By Jonathon Van Maren
Last summer, I noted that atheists were becoming increasingly mean-spirited in their efforts to purge every sign of America’s Christian heritage from the public square. In that case, the organization Freedom From Religion was asking for the removal of a roadside memorial with a cross that marked the place where a mother had died in a car accident—but the atheists from FFR insisted that it somehow indicated governmental support for Christianity. In my column, I wondered whether the iconoclasts would go after the crosses in military memorials, as well.
It turns out that’s precisely what they plan to do. From FOX News:
Back in 1925, the American Legion erected a memorial in Bladensburg, Md., to honor the memory of 49 men who perished during World War I. The 40-foot tall memorial became known as the “Peace Cross.”
In 2014, the American Humanist Association — a group that believes in “being good without a god” — filed a lawsuit alleging the cross-shaped memorial is unconstitutional and demanding it be demolished, altered, or removed. They alleged the cross carries “an inherently religious message and creates the unmistakable appearance of honoring only Christian servicemen.”
On Wednesday, the Fourth Circuit Court of Appeals agreed and ruled the historic memorial must be torn down — all because the Bladensburg Memorial is in the shape of a cross. The Fourth Circuit said the memorial excessively entangles the government in religion because the cross is the “core symbol of Christianity” and “breaches” the wall separating church and state…
The American Legion could appeal directly to the Supreme Court.

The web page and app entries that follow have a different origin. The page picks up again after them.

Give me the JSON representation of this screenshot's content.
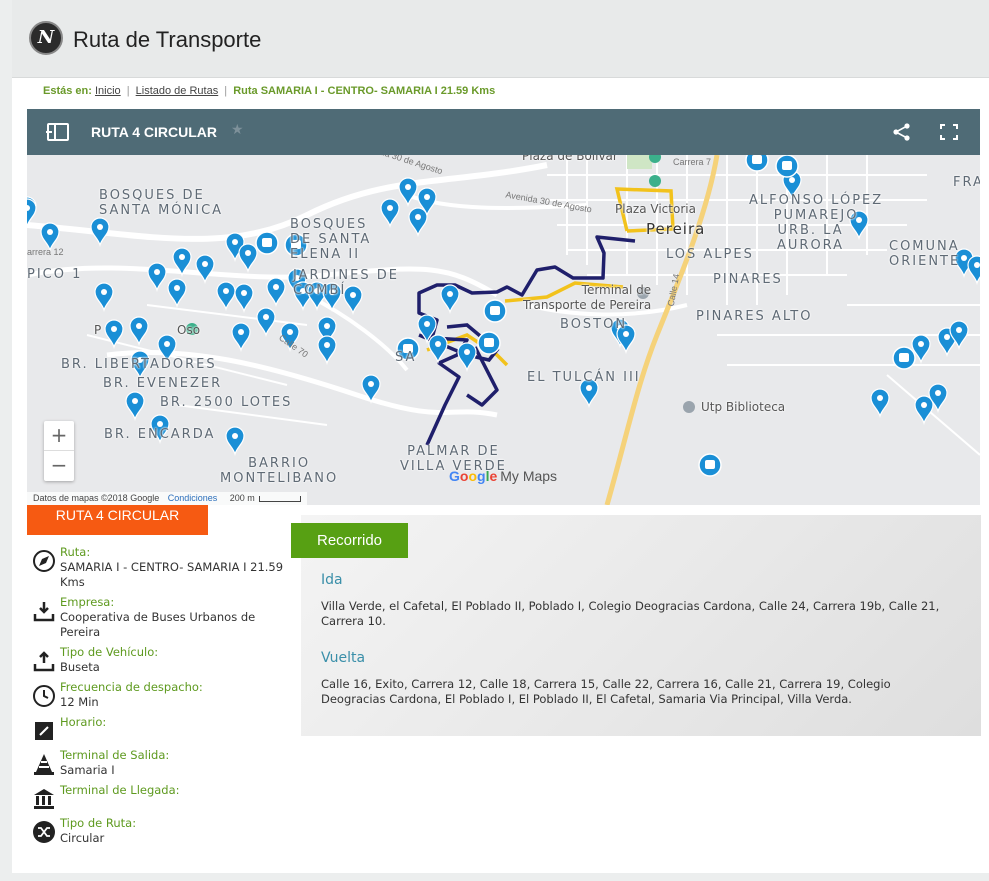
{
  "header": {
    "logo_letter": "N",
    "title": "Ruta de Transporte"
  },
  "breadcrumb": {
    "label": "Estás en:",
    "items": [
      "Inicio",
      "Listado de Rutas"
    ],
    "current": "Ruta SAMARIA I - CENTRO- SAMARIA I 21.59 Kms"
  },
  "map": {
    "title": "RUTA 4 CIRCULAR",
    "brand_google": "Google",
    "brand_mymaps": "My Maps",
    "attribution": "Datos de mapas ©2018 Google",
    "conditions": "Condiciones",
    "scale": "200 m",
    "zoom_in": "+",
    "zoom_out": "−",
    "labels": {
      "bosques_santa_monica": "BOSQUES DE\nSANTA MÓNICA",
      "bosques_santa_elena": "BOSQUES\nDE SANTA\nELENA II",
      "jardines": "JARDINES DE\nCOMBÍ",
      "pico": "PICO 1",
      "libertadores": "BR. LIBERTADORES",
      "evenezer": "BR. EVENEZER",
      "lotes": "BR. 2500 LOTES",
      "encarda": "BR. ENCARDA",
      "montelibano": "BARRIO\nMONTELIBANO",
      "palmar": "PALMAR DE\nVILLA VERDE",
      "tulcan": "EL TULCÁN III",
      "boston": "BOSTON",
      "los_alpes": "LOS ALPES",
      "pinares": "PINARES",
      "pinares_alto": "PINARES ALTO",
      "alfonso": "ALFONSO LÓPEZ\nPUMAREJO",
      "urb_aurora": "URB. LA\nAURORA",
      "comuna": "COMUNA\nORIENTE",
      "fra": "FRA",
      "pereira": "Pereira",
      "plaza_victoria": "Plaza Victoria",
      "plaza_bolivar": "Plaza de Bolívar",
      "terminal": "Terminal de\nTransporte de Pereira",
      "utp": "Utp Biblioteca",
      "oso": "Oso",
      "av30_1": "Avenida 30 de Agosto",
      "av30_2": "Avenida 30 de Agosto",
      "carrera7": "Carrera 7",
      "calle14": "Calle 14",
      "calle70": "Calle 70",
      "carrera12": "arrera 12",
      "sa": "SA",
      "p_label": "P"
    }
  },
  "route_tab": "RUTA 4 CIRCULAR",
  "details": [
    {
      "key": "Ruta:",
      "value": "SAMARIA I - CENTRO- SAMARIA I 21.59 Kms",
      "icon": "compass-icon"
    },
    {
      "key": "Empresa:",
      "value": "Cooperativa de Buses Urbanos de Pereira",
      "icon": "download-tray-icon"
    },
    {
      "key": "Tipo de Vehículo:",
      "value": "Buseta",
      "icon": "upload-tray-icon"
    },
    {
      "key": "Frecuencia de despacho:",
      "value": "12 Min",
      "icon": "clock-icon"
    },
    {
      "key": "Horario:",
      "value": "",
      "icon": "edit-icon"
    },
    {
      "key": "Terminal de Salida:",
      "value": "Samaria I",
      "icon": "cone-icon"
    },
    {
      "key": "Terminal de Llegada:",
      "value": "",
      "icon": "bank-icon"
    },
    {
      "key": "Tipo de Ruta:",
      "value": "Circular",
      "icon": "shuffle-icon"
    }
  ],
  "recorrido": {
    "label": "Recorrido",
    "ida_title": "Ida",
    "ida_text": "Villa Verde, el Cafetal, El Poblado II, Poblado I, Colegio Deogracias Cardona, Calle 24, Carrera 19b, Calle 21, Carrera 10.",
    "vuelta_title": "Vuelta",
    "vuelta_text": "Calle 16, Exito, Carrera 12, Calle 18, Carrera 15, Calle 22, Carrera 16, Calle 21, Carrera 19, Colegio Deogracias Cardona, El Poblado I, El Poblado II, El Cafetal, Samaria Via Principal, Villa Verda."
  },
  "colors": {
    "map_header": "#4f6b76",
    "route_blue": "#1f1f6b",
    "route_yellow": "#f2c21b",
    "pin_blue": "#1a8fd6",
    "orange": "#f65a12",
    "green": "#57a013",
    "label_green": "#5e9a1f",
    "title_teal": "#3a8fa9"
  }
}
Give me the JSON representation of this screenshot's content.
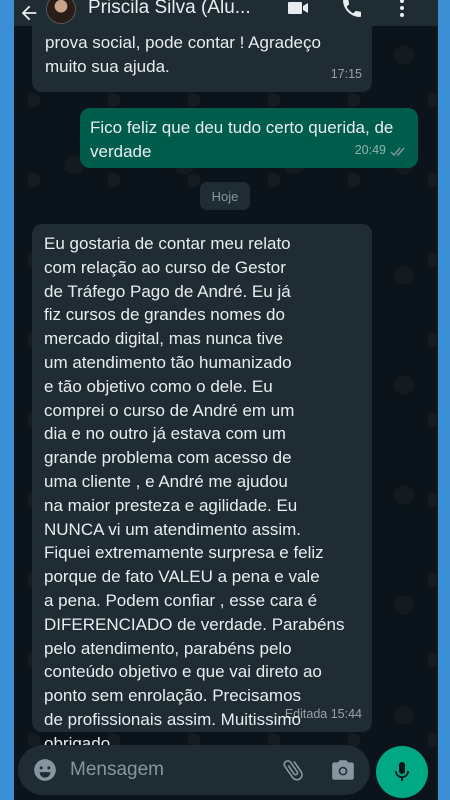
{
  "header": {
    "contact_name": "Priscila Silva (Alu..."
  },
  "chat": {
    "date_separator": "Hoje",
    "messages": [
      {
        "direction": "incoming",
        "text": "prova social, pode contar ! Agradeço muito sua ajuda.",
        "time": "17:15"
      },
      {
        "direction": "outgoing",
        "text": "Fico feliz que deu tudo certo querida, de verdade",
        "time": "20:49",
        "status": "read"
      },
      {
        "direction": "incoming",
        "text": "Eu gostaria de contar meu relato\ncom relação ao curso de Gestor\nde Tráfego Pago de André. Eu já\nfiz cursos de grandes nomes do\nmercado digital, mas nunca tive\num atendimento tão humanizado\ne tão objetivo como o dele. Eu\ncomprei o curso de André  em um\ndia e no outro já estava com um\ngrande problema com acesso de\numa cliente ,  e André me ajudou\nna maior presteza e agilidade. Eu\nNUNCA vi um atendimento assim.\nFiquei extremamente surpresa e feliz\nporque de fato VALEU a pena e vale\na pena. Podem confiar , esse cara é\nDIFERENCIADO de verdade. Parabéns\npelo atendimento, parabéns pelo\nconteúdo objetivo e que vai direto ao\nponto sem enrolação. Precisamos\nde profissionais assim. Muitissimo\nobrigado.",
        "time": "Editada 15:44"
      }
    ]
  },
  "input_bar": {
    "placeholder": "Mensagem"
  },
  "colors": {
    "background": "#0b141a",
    "incoming_bubble": "#1f2c34",
    "outgoing_bubble": "#005c4b",
    "accent": "#00a884",
    "read_ticks": "#8696a0"
  }
}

“Today’s decision sets dangerous precedent by completely ignoring history, and it threatens removal and destruction of veterans memorials across America,” First Liberty Institute attorney Hiram Sasser said.

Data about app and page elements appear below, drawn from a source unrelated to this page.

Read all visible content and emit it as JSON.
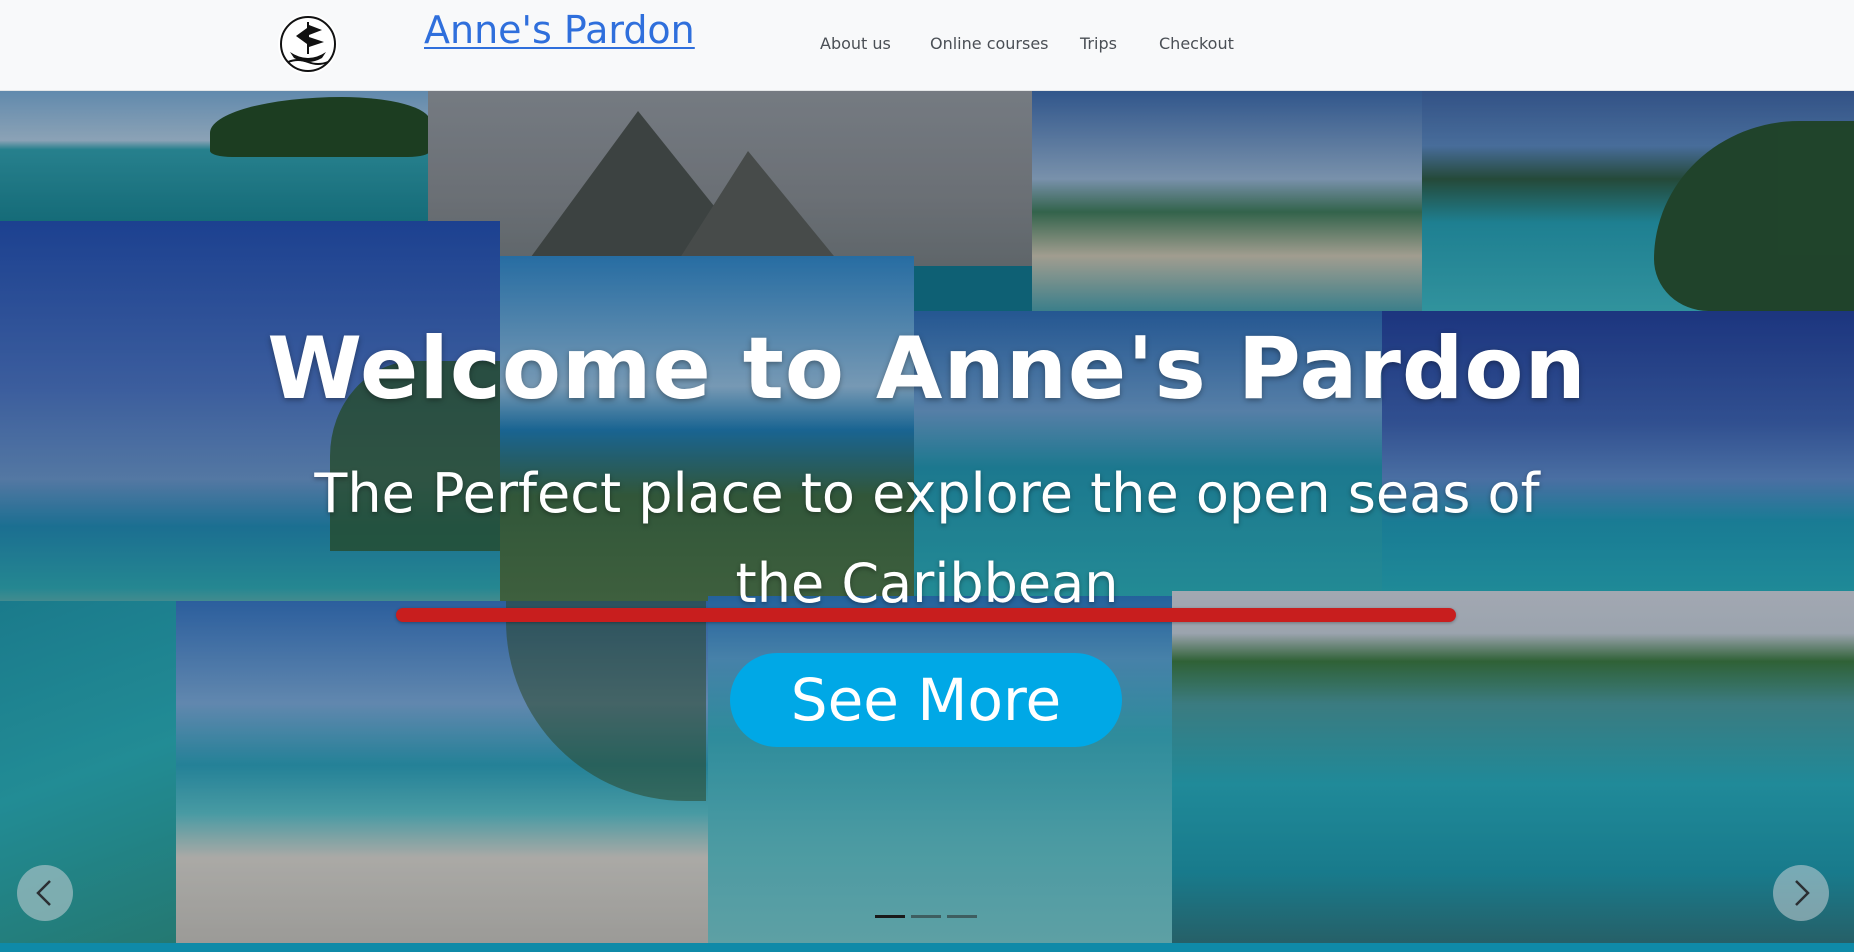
{
  "navbar": {
    "brand": "Anne's Pardon",
    "links": [
      "About us",
      "Online courses",
      "Trips",
      "Checkout"
    ]
  },
  "hero": {
    "title": "Welcome to Anne's Pardon",
    "subtitle": "The Perfect place to explore the open seas of the Caribbean",
    "cta_label": "See More",
    "carousel": {
      "slide_count": 3,
      "active_slide": 1
    }
  },
  "colors": {
    "brand_link": "#2f6fdc",
    "cta": "#00a8e6",
    "rule": "#c81e1e",
    "navbar_bg": "#f8f9fa"
  },
  "icons": {
    "logo": "pirate-ship-icon",
    "prev": "chevron-left-icon",
    "next": "chevron-right-icon"
  }
}
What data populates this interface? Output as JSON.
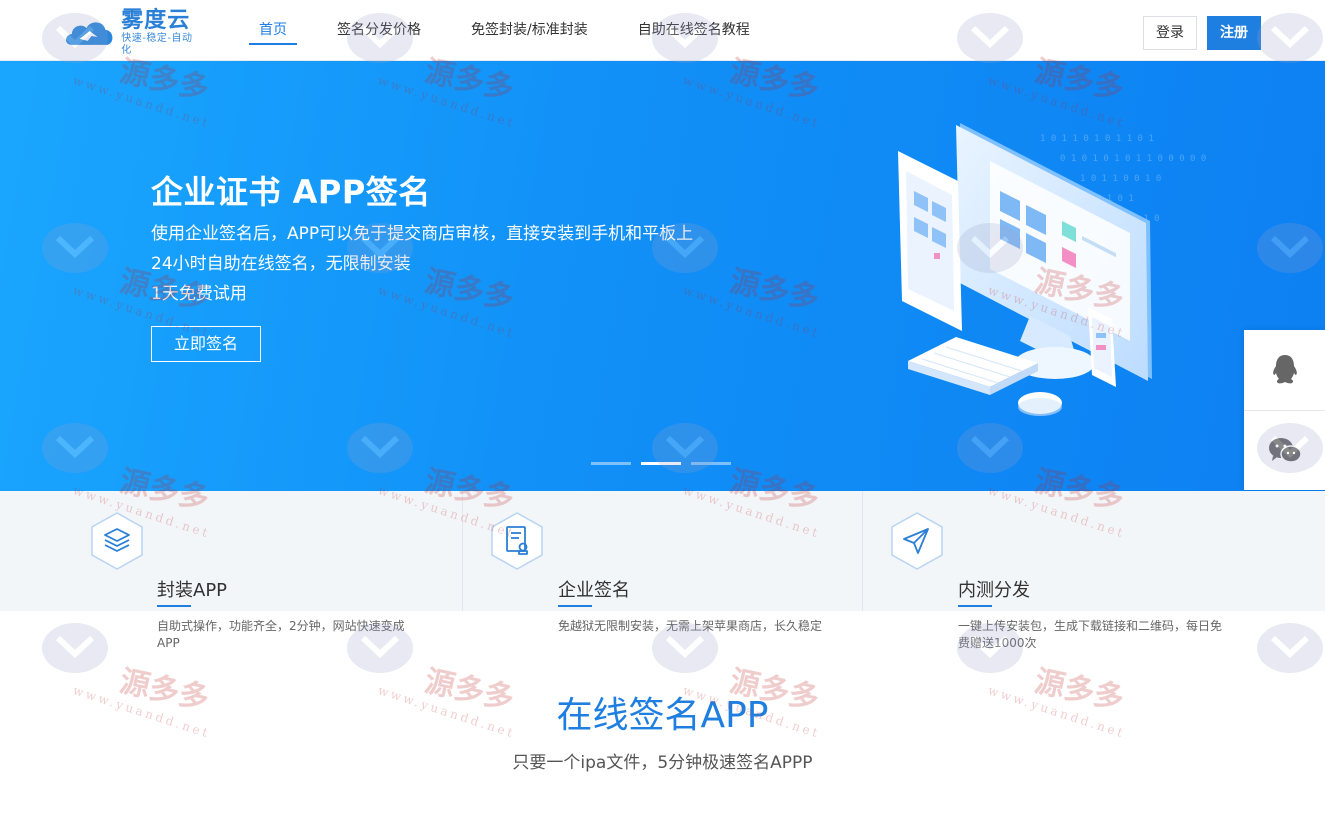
{
  "header": {
    "logo": {
      "name": "雾度云",
      "slogan": "快速-稳定-自动化"
    },
    "nav": [
      {
        "label": "首页",
        "active": true
      },
      {
        "label": "签名分发价格",
        "active": false
      },
      {
        "label": "免签封装/标准封装",
        "active": false
      },
      {
        "label": "自助在线签名教程",
        "active": false
      }
    ],
    "login_label": "登录",
    "register_label": "注册"
  },
  "banner": {
    "title": "企业证书 APP签名",
    "lines": [
      "使用企业签名后，APP可以免于提交商店审核，直接安装到手机和平板上",
      "24小时自助在线签名，无限制安装",
      "1天免费试用"
    ],
    "button_label": "立即签名",
    "slides": [
      {
        "active": false
      },
      {
        "active": true
      },
      {
        "active": false
      }
    ]
  },
  "side_float": {
    "items": [
      {
        "icon": "qq-icon"
      },
      {
        "icon": "wechat-icon"
      }
    ]
  },
  "features": [
    {
      "icon": "layers-icon",
      "title": "封装APP",
      "desc": "自助式操作，功能齐全，2分钟，网站快速变成APP"
    },
    {
      "icon": "certificate-icon",
      "title": "企业签名",
      "desc": "免越狱无限制安装，无需上架苹果商店，长久稳定"
    },
    {
      "icon": "paper-plane-icon",
      "title": "内测分发",
      "desc": "一键上传安装包，生成下载链接和二维码，每日免费赠送1000次"
    }
  ],
  "section": {
    "title": "在线签名APP",
    "subtitle": "只要一个ipa文件，5分钟极速签名APPP"
  },
  "watermark": {
    "text": "源多多",
    "url": "www.yuandd.net"
  },
  "colors": {
    "accent": "#1e7fe0",
    "banner_start": "#1aa6ff",
    "banner_end": "#0d80f2",
    "feature_bg": "#f3f6f9"
  }
}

There are a few things to note here. First, these atheists are aggressively evangelical, which is why they want to purge all reminders of America’s Christian heritage. They confuse freedom of religion with freedom from religion. Secondly, there is a fundamental meanness about them—from roadside memorials commemorating loved ones to suing the American Legion over a war memorial, they are willing to trample and disrupt the lives of others simply to push their own secular dogmas. And third, they have a pitiful understanding of history—to understand what the authors of the Constitution meant and did not mean in regard to religious symbols in public, one only has to look around at the abundance of religious symbols that proliferated while those men lived—often with the explicit endorsement of the government.
Finally, the humanists seem to have forgotten something: At the time those brave soldiers sacrificed their lives in the First World War, America was still a Christian nation. One can only imagine what those soldiers would think of the petty little men trying to tear down the memorial built to commemorate their courage because it was in the shape of the cross—the ultimate symbol of sacrifice.
For anyone interested, my book on The Culture War, which analyzes the journey our culture has taken from the way it was to the way it is and examines the Sexual Revolution, hook-up culture, the rise of the porn plague, abortion, commodity culture, euthanasia, and the gay rights movement, is available for sale here.